The FBI didn’t believe that. There were too many specific traits Cooper needed to pull off the jump. Cooper knew how to parachute, and in tough conditions. Maybe he’d been in the Army. Better yet, they figured, the paratroops. He was also familiar with planes (10,000 feet, fifteen-degree wing flaps) and the area (“Looks like Tacoma down there”). They also knew what Cooper looked like. They had a detailed sketch that Florence Schaffner helped create. And there was his personality. “He seemed rather nice,” said Tina Mucklow, another attendant on the flight. “He was never cruel or nasty. He was thoughtful and calm.”
Suspects came and went. Five months later, Richard McCoy, a former Sunday-school teacher from Utah and a Vietnam helicopter pilot, jumped out of a plane over Utah with a $500,000 ransom. He was snatched by the FBI a few days later with $499,970 in a cardboard box. McCoy told the Feds he wasn’t Cooper, but they didn’t believe him. He was sentenced to 45 years in prison. Then he escaped, using a fake gun made from plaster of Paris stolen from dental supplies, and led a crew of convicts through the prison gates with a garbage truck. When the Feds found him again, there was a shoot-out. McCoy was killed.
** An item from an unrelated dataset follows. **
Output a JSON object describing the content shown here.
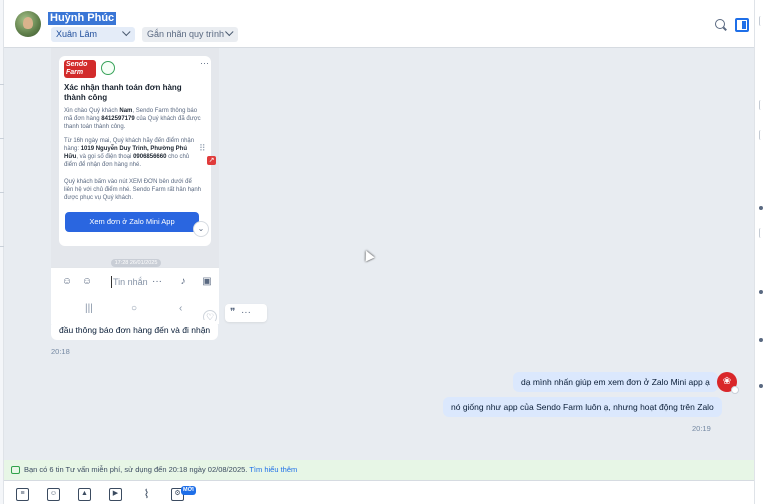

In 1980, some of Cooper’s money surfaced. A boy found $5,800 in decomposing twenties buried in a bag, a few feet from a river. The FBI searched the area again, hoping to find more bills—or, better yet, a body. They found nothing.
The next major suspect was Duane Weber. Just before he died in 1995, Weber’s wife claims, he told her, “I’m Dan Cooper.” The Feds eventually collected fingerprints and DNA samples, but the case remains open.
The Cooper file is now a morgue of dead-end leads. It sits buried in the basement of the FBI’s Seattle field office and occupies several shelves in long rows that open and close by spinning black plastic wheels. The belief among agents handling the case now is that Cooper died in the jump—the conditions were simply too brutal to survive, and the twenties would have blown away. When a new tip arrives in the mail, the Feds typically shrug it off and file it away.
One of those tips that came in was from Lyle Christiansen. In fact, he claims he told the FBI about his older brother several times. “Dear Good People,” a copy of one of his letters, written in November 2003, begins. “Here’s the story of how I began to suspect my brother was D.B. Cooper.” He was watching TV one night, he told them, and flipped on the show Unsolved Mysteries, which had an episode about the Cooper case. “I sat up in my chair,” he wrote, “because my brother was a dead ringer to the composite sketch of D.B.” Suspicious, he read up on the case. “There was so many circumstances that I became convinced my brother was truly D.B. Cooper!”
“I’m not getting any younger,” Christiansen wrote to the FBI again, and for the final time, in January 2004. “Before I die I would like to find out if my brother was D.B. Cooper. From what I know I feel that he was and without a doubt.”
A relative of D.B. Cooper’s! Skipp Porteous couldn’t believe what three decades of federal agents (and Nora Ephron) had missed. This would be the biggest case of his career. He could barely contain himself as he typed back to Christiansen: “This is potentially a very hot story.” He wanted facts. Basic stuff: full name, age, Social, address. Lyle wrote back later that night: “Kenneth Peter Christiansen; Born Oct. 17, 1926, deceased July 30, 1994 from cancer. Lived in his own home in Bonney Lake, WA. One could see Mt. Rainier from there. So. Security #473 30 3599. He retired from NWA as a purser. His employee #33983.”
Lyle also dropped a few photos and documents in the mail, and began to tell Skipp about his family. They grew up on a farm with cows and pigs and tractors and chickens. This was during the dust bowls of the Great Depression. “All of us kids did not get lots of hugs when we were growing up and we missed a lot because of it,” Lyle says. “I think it made us all a little bashful and made us long for the hugs. Our folks were so busy. Pa in the field and Ma, cooking, sewing, washing clothes, canning, gardening, and also helping with the harvesting.” For fun, they went to the county fair, where his father once took on a prizefighter and earned $100 by lasting one full round. Lyle and Kenny watched as their dad was paid out in five $20 bills. Kenny could never forget those $20 bills, Lyle says. “That was a lot of money during the Great Depression.” Their father also invented things. One was “a contraption that was supposed to work as a [perpetual] motion machine,” Lyle remembers. It was made from wood and ran on marbles.